New research shows that fossils of a sabre-toothed top predator reveal a scramble for dominance leading up to ‘the Great Dying’
Two hundred and fifty-two million years ago, Earth experienced a mass extinction so devastating that it’s become known as ‘the Great Dying’.
Massive volcanic eruptions triggered catastrophic climate change, killing off nine out of every ten species and eventually setting the stage for the dinosaurs.
But the Great Dying was a long goodbye – the extinction event took place over the course of up to a million years at the end of the Permian period.
During that time, the fossil record shows drama and upheaval as species fought to get a foothold in their changing environments.
One animal that exemplifies this instability was a tiger-sized, sabre-toothed creature called Inostrancevia: a new fossil discovery suggests that Inostrancevia migrated 7,000 miles across the supercontinent Pangaea, filling a gap in a faraway ecosystem that had lost its top predators, before going extinct itself.
Pia Viglietti, a research scientist at the Field Museum in Chicago and a co-author of the new study, said: “All the big top predators in the late Permian in South Africa went extinct well before the end-Permian mass extinction.
“We learned that this vacancy in the niche was occupied, for a brief period, by Inostrancevia.”
The prehistoric creature looked the part of ‘top predator’.
Viglietti said: “Inostrancevia was a gorgonopsian, a group of proto-mammals that included the first sabre-toothed predators on the planet.”
It was about the size of a tiger and likely had skin like an elephant or a rhino; while vaguely reptilian in appearance, it was part of the group of animals that includes modern mammals.
Prior to this new paper, Inostrancevia had only ever been found in Russia. But while examining the fossil record of South Africa’s Karoo Basin, Viglietti’s colleague Christian Kammerer identified the fossils of two large predatory animals that were different from those normally found in the region.
Viglietti said: “The fossils themselves were quite unexpected.”
It’s not clear how they made it from what’s now Russia, or how long it took them to cross Pangaea and arrive in what’s now South Africa.
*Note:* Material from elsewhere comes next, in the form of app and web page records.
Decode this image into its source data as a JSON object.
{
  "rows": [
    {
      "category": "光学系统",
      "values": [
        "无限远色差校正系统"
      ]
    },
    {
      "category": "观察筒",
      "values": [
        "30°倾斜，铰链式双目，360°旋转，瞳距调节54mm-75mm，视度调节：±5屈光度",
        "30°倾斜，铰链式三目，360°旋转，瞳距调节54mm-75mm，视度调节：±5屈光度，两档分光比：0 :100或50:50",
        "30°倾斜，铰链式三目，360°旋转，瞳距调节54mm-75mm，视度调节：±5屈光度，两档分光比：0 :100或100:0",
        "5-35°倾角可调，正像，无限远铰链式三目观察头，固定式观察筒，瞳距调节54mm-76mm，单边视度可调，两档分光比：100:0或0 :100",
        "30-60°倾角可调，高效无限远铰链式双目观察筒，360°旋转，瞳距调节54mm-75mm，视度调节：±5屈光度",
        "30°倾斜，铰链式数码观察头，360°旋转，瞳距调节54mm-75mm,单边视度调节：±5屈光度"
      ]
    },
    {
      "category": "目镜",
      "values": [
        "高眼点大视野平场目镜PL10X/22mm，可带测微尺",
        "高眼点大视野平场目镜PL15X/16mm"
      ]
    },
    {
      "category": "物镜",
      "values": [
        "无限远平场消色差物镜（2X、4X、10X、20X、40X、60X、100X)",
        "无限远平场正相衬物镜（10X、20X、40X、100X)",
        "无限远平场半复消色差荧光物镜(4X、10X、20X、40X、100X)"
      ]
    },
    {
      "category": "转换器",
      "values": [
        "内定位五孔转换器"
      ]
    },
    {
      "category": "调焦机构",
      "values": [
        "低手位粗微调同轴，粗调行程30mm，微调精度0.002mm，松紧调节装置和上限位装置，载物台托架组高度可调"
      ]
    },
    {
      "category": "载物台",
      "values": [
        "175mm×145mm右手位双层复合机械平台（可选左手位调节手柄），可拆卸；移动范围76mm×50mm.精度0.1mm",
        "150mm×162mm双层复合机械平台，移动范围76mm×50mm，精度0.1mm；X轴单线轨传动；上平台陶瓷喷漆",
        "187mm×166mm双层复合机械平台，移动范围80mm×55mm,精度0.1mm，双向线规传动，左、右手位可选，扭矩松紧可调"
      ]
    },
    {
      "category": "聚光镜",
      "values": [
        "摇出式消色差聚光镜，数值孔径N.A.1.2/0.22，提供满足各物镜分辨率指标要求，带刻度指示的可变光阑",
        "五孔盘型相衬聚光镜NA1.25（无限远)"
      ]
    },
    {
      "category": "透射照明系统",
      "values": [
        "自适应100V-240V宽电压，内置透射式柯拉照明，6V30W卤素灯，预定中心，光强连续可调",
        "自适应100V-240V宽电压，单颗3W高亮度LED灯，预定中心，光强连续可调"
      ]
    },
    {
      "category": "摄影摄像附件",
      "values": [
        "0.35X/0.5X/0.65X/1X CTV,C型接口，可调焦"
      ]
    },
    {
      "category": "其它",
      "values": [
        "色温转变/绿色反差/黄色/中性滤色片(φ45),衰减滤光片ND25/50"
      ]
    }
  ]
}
But being far from home was just one element of what made the fossils special.
She added: “When we reviewed the ranges and ages of the other top predators normally found in the area, the rubidgeine gorgonopsians, with these Inostrancevia fossils, we found something quite exciting.
“The local carnivores actually went extinct quite a bit before even the main extinction that we see in the Karoo – by the time the extinction begins in other animals, they’re gone.”
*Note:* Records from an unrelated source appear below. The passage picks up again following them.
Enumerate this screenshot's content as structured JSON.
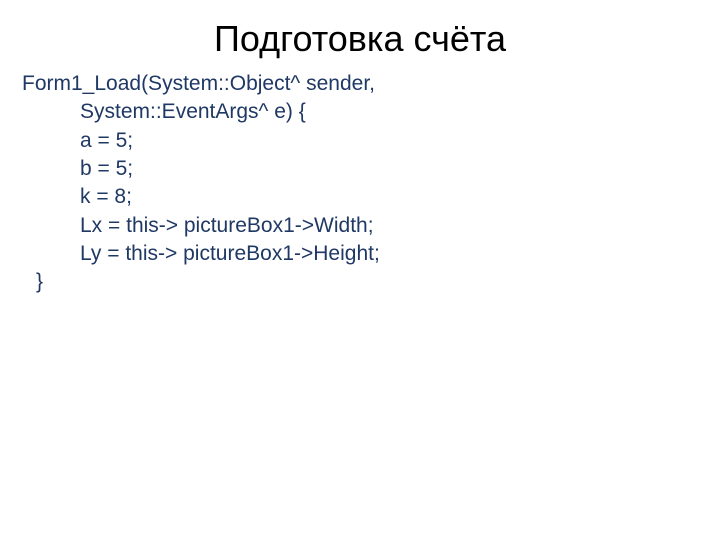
{
  "title": "Подготовка счёта",
  "code": {
    "l1": "Form1_Load(System::Object^  sender,",
    "l2": "System::EventArgs^  e) {",
    "l3": "a = 5;",
    "l4": "b = 5;",
    "l5": "k = 8;",
    "l6": "Lx = this-> pictureBox1->Width;",
    "l7": "Ly = this-> pictureBox1->Height;",
    "l8": "}"
  }
}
Larger extinction event
The arrival of Inostrancevia from 7,000 miles away and its subsequent extinction indicates that these top predators were ‘canaries in the coal mine’ for the larger extinction event to come.
Co-author Jennifer Botha, director of GENUS Centre of Excellence in Palaeosciences and professor at the Evolutionary Studies Institute, University of the Witwatersrand, Johannesburg, said: “This shows that the South African Karoo Basin continues to produce critical data for understanding the most catastrophic mass extinction in Earth’s history.”
Kammerer, the study’s first author and a research curator of palaeontology at the North Carolina Museum of Natural Sciences and research associate at the Field Museum, added: “We have shown that the shift in which groups of animals occupied apex predator roles occurred four times over less than two million years around the Permian-Triassic mass extinction, which is unprecedented in the history of life on land.
“This underlines how extreme this crisis was, with even fundamental roles in ecosystems in extreme flux.”
The vulnerability of these top predators matches what we see today.
Kammerer said: “Apex predators in modern environments tend to show high extinction risk, and tend to be among the first species that are locally extirpated due to human-mediated activities such as hunting or habitat destruction.
“Think about wolves in Europe or tigers in Asia, species which tend to be slow to reproduce and grow and require large geographic areas to roam and hunt prey, and which are now absent from most of their historic ranges.
“We should expect that ancient apex predators would have had similar vulnerabilities, and would be among the species that first go extinct during mass extinction events.”
In addition to shedding new light on the extinction event that helped lead to the rise of the dinosaurs, Viglietti said that the study is important for what it can teach us about the ecological disasters the planet is currently experiencing.
She advised: “It’s always good to get a better understanding of how mass extinction events affect ecosystems, especially because the Permian is basically a parallel on what we’re going through now.
“We don’t really have any modern analogues of what to expect with the mass extinction happening today, and the Permo-Triassic mass extinction event represents one of the best examples of what we could experience with our climate crisis and extinctions.
“I guess the only difference is, we know what to do and how to stop it from happening.”
The study is published in Current Biology.
Image 1: Giant gorgonopsian Inostrancevia with its dicynodont prey, scaring off the much smaller African species Cyonosaurus. Credit: Artwork by Matt Celeskey.
Image 2: The field location where the Inostrancevia were found (a farm called Nooitgedacht in the Free State Province of South Africa’s Karoo Basin). Credit: Photo by Pia Viglietti.